From the data below, report how many lines contain the word "Prospettiva", giving the number and nothing else.

[Web page and app entries]
════════════════
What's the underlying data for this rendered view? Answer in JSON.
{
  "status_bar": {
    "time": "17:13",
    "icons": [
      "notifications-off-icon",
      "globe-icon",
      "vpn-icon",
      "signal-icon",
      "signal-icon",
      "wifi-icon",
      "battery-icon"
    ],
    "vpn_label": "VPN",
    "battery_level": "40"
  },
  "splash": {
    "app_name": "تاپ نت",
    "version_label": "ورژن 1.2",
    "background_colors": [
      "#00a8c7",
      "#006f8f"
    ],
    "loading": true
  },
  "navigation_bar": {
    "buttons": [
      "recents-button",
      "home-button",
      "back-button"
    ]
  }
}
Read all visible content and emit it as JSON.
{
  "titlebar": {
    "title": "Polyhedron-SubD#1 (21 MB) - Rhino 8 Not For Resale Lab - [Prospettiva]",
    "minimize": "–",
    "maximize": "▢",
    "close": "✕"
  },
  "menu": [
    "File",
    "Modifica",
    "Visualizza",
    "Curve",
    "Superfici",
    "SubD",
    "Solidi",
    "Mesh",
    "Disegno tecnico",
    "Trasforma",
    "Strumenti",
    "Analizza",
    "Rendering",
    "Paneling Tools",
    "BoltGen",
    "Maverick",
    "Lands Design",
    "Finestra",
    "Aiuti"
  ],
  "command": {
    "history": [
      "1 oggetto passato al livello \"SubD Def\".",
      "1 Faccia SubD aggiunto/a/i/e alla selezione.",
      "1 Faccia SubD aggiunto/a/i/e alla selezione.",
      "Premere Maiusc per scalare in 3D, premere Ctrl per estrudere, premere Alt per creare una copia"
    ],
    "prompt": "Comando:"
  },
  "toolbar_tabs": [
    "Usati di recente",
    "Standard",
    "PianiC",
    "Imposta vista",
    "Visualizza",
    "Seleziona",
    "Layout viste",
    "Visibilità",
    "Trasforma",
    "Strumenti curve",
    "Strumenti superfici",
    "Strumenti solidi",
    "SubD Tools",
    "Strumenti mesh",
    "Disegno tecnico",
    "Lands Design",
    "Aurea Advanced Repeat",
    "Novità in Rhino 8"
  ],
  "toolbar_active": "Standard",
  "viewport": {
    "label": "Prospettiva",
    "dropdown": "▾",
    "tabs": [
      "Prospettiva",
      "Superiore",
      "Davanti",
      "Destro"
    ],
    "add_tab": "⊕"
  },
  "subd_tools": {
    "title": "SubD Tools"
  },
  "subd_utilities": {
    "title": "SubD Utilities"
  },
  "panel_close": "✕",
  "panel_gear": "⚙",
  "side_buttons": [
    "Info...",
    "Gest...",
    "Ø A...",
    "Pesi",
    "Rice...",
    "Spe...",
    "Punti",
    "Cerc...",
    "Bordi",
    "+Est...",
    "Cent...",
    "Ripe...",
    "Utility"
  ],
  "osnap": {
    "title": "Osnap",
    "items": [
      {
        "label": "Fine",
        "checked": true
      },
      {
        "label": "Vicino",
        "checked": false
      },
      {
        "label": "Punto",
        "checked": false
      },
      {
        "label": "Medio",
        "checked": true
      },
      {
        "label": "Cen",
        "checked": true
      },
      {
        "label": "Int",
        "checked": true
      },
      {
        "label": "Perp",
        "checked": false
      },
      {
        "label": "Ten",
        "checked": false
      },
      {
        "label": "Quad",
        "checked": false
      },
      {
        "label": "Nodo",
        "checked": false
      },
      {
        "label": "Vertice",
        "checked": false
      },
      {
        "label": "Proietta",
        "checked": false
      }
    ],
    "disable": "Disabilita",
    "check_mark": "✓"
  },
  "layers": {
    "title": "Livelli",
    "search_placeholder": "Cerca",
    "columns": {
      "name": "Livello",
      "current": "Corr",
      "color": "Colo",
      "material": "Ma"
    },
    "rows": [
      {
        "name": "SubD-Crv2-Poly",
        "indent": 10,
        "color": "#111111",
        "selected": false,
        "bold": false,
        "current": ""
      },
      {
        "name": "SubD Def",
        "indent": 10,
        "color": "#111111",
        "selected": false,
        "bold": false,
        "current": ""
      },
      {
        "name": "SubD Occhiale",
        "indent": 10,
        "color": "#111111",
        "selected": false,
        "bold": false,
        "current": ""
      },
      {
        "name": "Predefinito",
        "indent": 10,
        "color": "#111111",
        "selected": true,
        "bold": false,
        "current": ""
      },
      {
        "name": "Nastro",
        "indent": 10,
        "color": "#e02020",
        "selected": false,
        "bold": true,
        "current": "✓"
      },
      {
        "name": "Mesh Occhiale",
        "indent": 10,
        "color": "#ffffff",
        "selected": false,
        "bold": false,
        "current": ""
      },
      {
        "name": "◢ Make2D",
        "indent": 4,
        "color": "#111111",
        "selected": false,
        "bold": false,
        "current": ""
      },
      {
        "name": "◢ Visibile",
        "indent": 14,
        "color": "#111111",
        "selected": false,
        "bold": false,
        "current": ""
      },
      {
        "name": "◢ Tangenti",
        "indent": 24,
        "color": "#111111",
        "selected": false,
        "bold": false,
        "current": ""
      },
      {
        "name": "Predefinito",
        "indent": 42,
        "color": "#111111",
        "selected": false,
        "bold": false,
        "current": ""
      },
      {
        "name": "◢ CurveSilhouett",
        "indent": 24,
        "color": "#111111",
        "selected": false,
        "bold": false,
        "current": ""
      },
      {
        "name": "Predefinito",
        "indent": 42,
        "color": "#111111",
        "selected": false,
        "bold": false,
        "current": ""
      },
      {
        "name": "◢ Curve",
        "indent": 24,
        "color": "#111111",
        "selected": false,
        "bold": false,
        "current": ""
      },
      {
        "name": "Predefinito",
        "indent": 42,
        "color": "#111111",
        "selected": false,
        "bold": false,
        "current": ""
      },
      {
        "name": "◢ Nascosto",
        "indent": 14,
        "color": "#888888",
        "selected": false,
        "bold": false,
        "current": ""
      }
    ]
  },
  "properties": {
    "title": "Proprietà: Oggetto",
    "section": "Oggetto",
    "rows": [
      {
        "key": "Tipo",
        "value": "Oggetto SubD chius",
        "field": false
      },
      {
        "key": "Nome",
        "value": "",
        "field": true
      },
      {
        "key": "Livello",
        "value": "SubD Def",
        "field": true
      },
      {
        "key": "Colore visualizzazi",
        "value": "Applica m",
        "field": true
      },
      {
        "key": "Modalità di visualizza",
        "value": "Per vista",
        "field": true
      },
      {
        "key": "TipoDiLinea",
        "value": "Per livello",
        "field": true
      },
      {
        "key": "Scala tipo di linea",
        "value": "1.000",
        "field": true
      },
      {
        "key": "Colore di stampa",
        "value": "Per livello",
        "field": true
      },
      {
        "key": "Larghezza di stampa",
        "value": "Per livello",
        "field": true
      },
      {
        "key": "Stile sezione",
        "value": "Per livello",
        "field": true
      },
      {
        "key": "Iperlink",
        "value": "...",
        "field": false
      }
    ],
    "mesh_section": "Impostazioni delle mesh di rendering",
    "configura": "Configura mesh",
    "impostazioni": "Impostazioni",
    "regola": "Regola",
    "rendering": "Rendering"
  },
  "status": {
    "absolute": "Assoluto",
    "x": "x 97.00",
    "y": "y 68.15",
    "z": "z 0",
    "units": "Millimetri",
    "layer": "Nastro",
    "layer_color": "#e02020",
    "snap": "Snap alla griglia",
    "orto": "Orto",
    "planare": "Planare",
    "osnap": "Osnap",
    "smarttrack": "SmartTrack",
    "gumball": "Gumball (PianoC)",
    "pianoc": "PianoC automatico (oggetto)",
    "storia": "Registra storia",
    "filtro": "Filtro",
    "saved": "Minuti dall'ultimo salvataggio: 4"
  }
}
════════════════
--- Completed task ---
3